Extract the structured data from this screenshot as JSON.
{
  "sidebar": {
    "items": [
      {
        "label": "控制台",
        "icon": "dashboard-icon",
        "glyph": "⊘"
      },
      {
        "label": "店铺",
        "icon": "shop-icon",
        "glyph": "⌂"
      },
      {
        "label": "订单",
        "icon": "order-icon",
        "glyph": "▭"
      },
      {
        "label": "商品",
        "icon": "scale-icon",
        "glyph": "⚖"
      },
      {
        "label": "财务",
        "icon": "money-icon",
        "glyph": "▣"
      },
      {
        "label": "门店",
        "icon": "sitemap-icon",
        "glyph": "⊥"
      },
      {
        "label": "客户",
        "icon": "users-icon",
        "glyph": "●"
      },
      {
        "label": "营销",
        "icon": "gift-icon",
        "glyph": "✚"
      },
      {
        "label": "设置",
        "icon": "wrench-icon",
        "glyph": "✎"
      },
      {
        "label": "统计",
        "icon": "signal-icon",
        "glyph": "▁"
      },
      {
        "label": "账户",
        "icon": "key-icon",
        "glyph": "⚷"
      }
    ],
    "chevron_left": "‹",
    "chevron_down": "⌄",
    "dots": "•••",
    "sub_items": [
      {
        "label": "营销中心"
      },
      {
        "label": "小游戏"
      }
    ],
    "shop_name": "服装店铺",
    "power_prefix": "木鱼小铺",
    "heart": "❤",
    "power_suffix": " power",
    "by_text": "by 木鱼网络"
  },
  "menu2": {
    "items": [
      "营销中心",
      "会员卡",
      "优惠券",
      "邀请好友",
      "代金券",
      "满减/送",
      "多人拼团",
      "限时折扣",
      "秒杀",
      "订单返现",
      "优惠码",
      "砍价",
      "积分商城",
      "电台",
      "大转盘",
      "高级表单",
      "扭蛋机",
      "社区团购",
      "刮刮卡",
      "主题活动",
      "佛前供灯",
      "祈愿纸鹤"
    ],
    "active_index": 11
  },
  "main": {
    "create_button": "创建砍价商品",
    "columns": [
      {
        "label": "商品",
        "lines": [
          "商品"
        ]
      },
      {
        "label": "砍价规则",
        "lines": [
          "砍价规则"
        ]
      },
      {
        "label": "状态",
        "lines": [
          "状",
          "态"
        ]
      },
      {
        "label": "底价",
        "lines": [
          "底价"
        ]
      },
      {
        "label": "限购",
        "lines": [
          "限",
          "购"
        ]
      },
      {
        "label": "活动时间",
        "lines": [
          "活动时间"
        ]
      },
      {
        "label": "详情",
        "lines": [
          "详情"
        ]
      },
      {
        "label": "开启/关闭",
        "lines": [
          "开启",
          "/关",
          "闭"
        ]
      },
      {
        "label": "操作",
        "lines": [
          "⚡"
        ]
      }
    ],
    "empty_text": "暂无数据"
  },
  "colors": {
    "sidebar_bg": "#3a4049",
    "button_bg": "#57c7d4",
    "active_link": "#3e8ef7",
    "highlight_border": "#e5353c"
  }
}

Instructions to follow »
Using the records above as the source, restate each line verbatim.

Result »
Extract the structured data from this screenshot as JSON.
{
  "sidebar": {
    "items": [
      {
        "label": "控制台",
        "icon": "dashboard-icon",
        "glyph": "⊘"
      },
      {
        "label": "店铺",
        "icon": "shop-icon",
        "glyph": "⌂"
      },
      {
        "label": "订单",
        "icon": "order-icon",
        "glyph": "▭"
      },
      {
        "label": "商品",
        "icon": "scale-icon",
        "glyph": "⚖"
      },
      {
        "label": "财务",
        "icon": "money-icon",
        "glyph": "▣"
      },
      {
        "label": "门店",
        "icon": "sitemap-icon",
        "glyph": "⊥"
      },
      {
        "label": "客户",
        "icon": "users-icon",
        "glyph": "●"
      },
      {
        "label": "营销",
        "icon": "gift-icon",
        "glyph": "✚"
      },
      {
        "label": "设置",
        "icon": "wrench-icon",
        "glyph": "✎"
      },
      {
        "label": "统计",
        "icon": "signal-icon",
        "glyph": "▁"
      },
      {
        "label": "账户",
        "icon": "key-icon",
        "glyph": "⚷"
      }
    ],
    "chevron_left": "‹",
    "chevron_down": "⌄",
    "dots": "•••",
    "sub_items": [
      {
        "label": "营销中心"
      },
      {
        "label": "小游戏"
      }
    ],
    "shop_name": "服装店铺",
    "power_prefix": "木鱼小铺",
    "heart": "❤",
    "power_suffix": " power",
    "by_text": "by 木鱼网络"
  },
  "menu2": {
    "items": [
      "营销中心",
      "会员卡",
      "优惠券",
      "邀请好友",
      "代金券",
      "满减/送",
      "多人拼团",
      "限时折扣",
      "秒杀",
      "订单返现",
      "优惠码",
      "砍价",
      "积分商城",
      "电台",
      "大转盘",
      "高级表单",
      "扭蛋机",
      "社区团购",
      "刮刮卡",
      "主题活动",
      "佛前供灯",
      "祈愿纸鹤"
    ],
    "active_index": 11
  },
  "main": {
    "create_button": "创建砍价商品",
    "columns": [
      {
        "label": "商品",
        "lines": [
          "商品"
        ]
      },
      {
        "label": "砍价规则",
        "lines": [
          "砍价规则"
        ]
      },
      {
        "label": "状态",
        "lines": [
          "状",
          "态"
        ]
      },
      {
        "label": "底价",
        "lines": [
          "底价"
        ]
      },
      {
        "label": "限购",
        "lines": [
          "限",
          "购"
        ]
      },
      {
        "label": "活动时间",
        "lines": [
          "活动时间"
        ]
      },
      {
        "label": "详情",
        "lines": [
          "详情"
        ]
      },
      {
        "label": "开启/关闭",
        "lines": [
          "开启",
          "/关",
          "闭"
        ]
      },
      {
        "label": "操作",
        "lines": [
          "⚡"
        ]
      }
    ],
    "empty_text": "暂无数据"
  },
  "colors": {
    "sidebar_bg": "#3a4049",
    "button_bg": "#57c7d4",
    "active_link": "#3e8ef7",
    "highlight_border": "#e5353c"
  }
}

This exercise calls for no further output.